The skipper and the ship conjointly provided him with all the means to realize that dream he had dreamt. There was none to oppose his will, no reason not to indulge his cruel fancy. Perhaps, too, he might see Rosamund again, might compel her to hear the truth from him. And there was Sir John Killigrew. He had never been able to determine whether Sir John had been his friend or his foe in the past; but since it was Sir John who had been instrumental in setting up Lionel in Sir Oliver’s place — by inducing the courts to presume Sir Oliver’s death on the score that being a renegade he must be accounted dead at law — and since it was Sir John who was contriving this wedding between Lionel and Rosamund, why, Sir John, too, should be paid a visit and should be informed of the precise nature of the thing he did.
With the forces at his disposal in those days of his absolute lordship of life and death along the African littoral, to conceive was with Oliver–Reis no more than the prelude to execution. The habit of swift realization of his every wish had grown with him, and that habit guided now his course.

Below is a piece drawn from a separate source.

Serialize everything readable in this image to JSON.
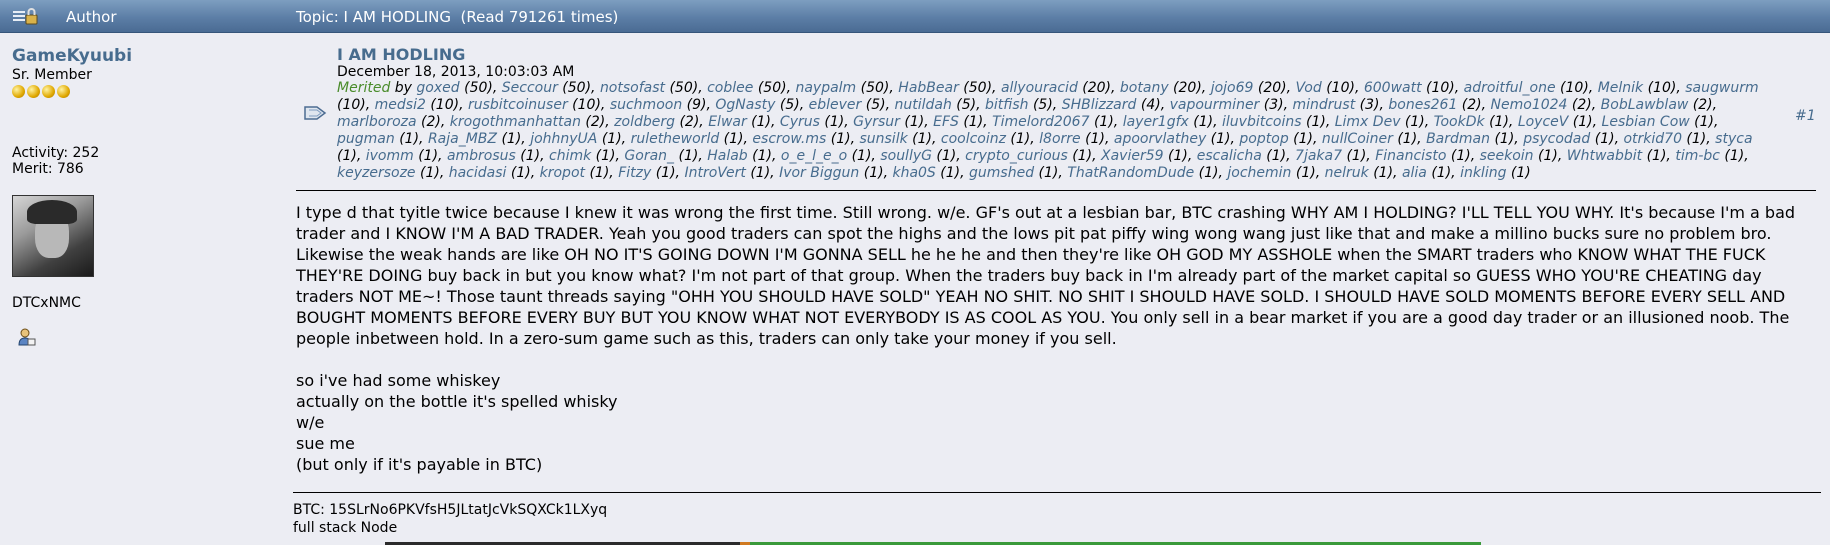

He made his preparations quickly, and on the morrow the Spanish carack — lately labelled Nuestra Senora de las Llagas, but with that label carefully effaced from her quarter — trimmed her sails and stood out for the open Atlantic, navigated by Captain Jasper Leigh. The three galleys under the command of Biskaine-el-Borak crept slowly eastward and homeward to Algiers, hugging the coast, as was the corsair habit. The wind favoured Oliver so well that within ten days of rounding Cape St. Vincent he had his first glimpse of the Lizard.
Last updated Monday, December 22, 2014 at 10:54